When two threads competed for the same table, a deadlock could
occur if one thread also had a lock on another table through
LOCK TABLES and the thread was
attempting to remove the table in some manner while the other
thread tried to place locks on both tables.
The server did not compile correctly when using gcc4 on AMD64 platforms. (Bug #12040)
SHOW BINARY LOGS displayed a file
size of 0 for all log files but the current one if the files
were not located in the data directory.
Duplicate trigger names were permitted within a single schema. (Bug #6182)
IP addresses not shown in
command on second ndb_mgmd (or on ndb_mgmd restart).
For a stored procedure defined with
reported the use invoking the procedure, not the user who
INFORMATION_SCHEMA.COLUMNS had some
inaccurate values for some data types.
ORDER BY on a
SELECT from a
VIEW produced unexpected results when
VIEW and underlying table had the same column
name on different columns.
The server did not accept some fully qualified trigger names. (Bug #8758)
Increased the version number of the
libmysqlclient shared library from 14 to 15
because it is binary incompatible with the MySQL 4.1 client
For execution of a stored procedure that refers to a view, changes to the view definition were not seen. The procedure continued to see the old contents of the view. (Bug #6120)
Creating a trigger in one database that references a table in another database was being permitted without generating errors. (Bug #8751)
mysql.proc table was not being created
properly with the proper
utf8 character set
and collation, causing server crashes for stored procedure
operations if the server was using a multibyte character set.
To take advantage of the bug fix,
mysql_fix_privilege_tables should be run to
correct the structure of the
Note that it is necessary to run
mysql_fix_privileges_tables when upgrading
from a previous installation that contains the
mysql.proc table (that is, from a previous
5.0 installation). Otherwise, creating stored procedures might
SELECT ... NOT IN() gave unexpected results
when only static value present between the
MySQL server would crash is a fetch was performed after a
cursors were involved.
The server crashed upon execution of a statement that used a
stored function indirectly (via a view) if the function was not
yet in the connection-specific stored routine cache and the
statement would update a
variable. This fix enables the use of stored routines under
LOCK TABLES without explicitly
mysql.proc table. However, you
mysql.proc in statements that will
combine locking of it with modifications for other tables.
Incorrect column values could be retrieved from views defined
using statements of the form
SELECT * FROM
Aliasing the column names in a
VIEW did not
work when executing a
query on the
With strict SQL mode enabled,
TABLE reported spurious “Invalid default
value” messages for columns that had no
Execution of a prepared statement that invoked a nonexistent or dropped stored routine would crash the server. (Bug #11834)
traditional SQL mode accepted invalid
dates if the date value provided was the result of an implicit
SHOW PROCEDURE/FUNCTION STATUS didn't work
for users with limited access.
In SQL prepared statements, comparisons could fail for values
not equally space-padded.

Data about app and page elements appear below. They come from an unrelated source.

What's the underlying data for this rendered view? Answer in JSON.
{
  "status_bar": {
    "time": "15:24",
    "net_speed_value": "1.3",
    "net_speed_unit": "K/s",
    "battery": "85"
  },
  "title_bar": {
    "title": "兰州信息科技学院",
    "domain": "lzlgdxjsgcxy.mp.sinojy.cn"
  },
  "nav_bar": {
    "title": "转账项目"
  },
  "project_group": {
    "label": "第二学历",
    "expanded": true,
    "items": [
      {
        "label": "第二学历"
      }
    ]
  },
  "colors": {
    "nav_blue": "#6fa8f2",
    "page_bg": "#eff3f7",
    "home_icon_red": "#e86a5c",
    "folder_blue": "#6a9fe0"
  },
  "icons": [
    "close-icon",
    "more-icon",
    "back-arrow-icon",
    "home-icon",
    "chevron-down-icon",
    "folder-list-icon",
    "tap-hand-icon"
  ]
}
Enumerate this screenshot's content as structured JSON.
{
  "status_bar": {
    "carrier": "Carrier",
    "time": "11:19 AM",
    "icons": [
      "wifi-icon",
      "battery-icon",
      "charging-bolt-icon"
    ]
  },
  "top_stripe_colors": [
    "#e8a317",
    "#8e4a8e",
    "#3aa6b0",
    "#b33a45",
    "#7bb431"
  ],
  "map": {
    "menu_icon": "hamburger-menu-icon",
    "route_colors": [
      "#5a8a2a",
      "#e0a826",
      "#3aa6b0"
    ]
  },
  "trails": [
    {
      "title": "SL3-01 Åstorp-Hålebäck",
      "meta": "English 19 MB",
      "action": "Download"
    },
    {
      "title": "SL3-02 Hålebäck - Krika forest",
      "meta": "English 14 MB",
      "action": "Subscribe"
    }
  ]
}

For example,
SELECT 'a' =
'a '; returns 1, but
PREPARE s FROM
'SELECT ?=?'; SET @a = 'a', @b = 'a '; PREPARE s FROM
'SELECT ?=?'; EXECUTE s USING @a, @b; incorrectly
LIKE pattern matching using prefix index didn't return correct result. (Bug #11650)
When invoked within a view,
SUBTIME() returned incorrect
Within a stored procedure that selects from a table, invoking another procedure that requires a write lock for the table caused that procedure to fail with a message that the table was read-locked. (Bug #9565)
For several character sets, MySQL incorrectly converted the
character code for the division sign to the
eucjpms character set.
The C API function
mysql_stmt_reset() did not clear
Labels in stored routines did not work if the character set was
Within a stored procedure, selecting from a table through a view caused subsequent updates to the table to fail with a message that the table was read-locked. (Bug #9597)
Server-side prepared statements failed for columns with a
character set of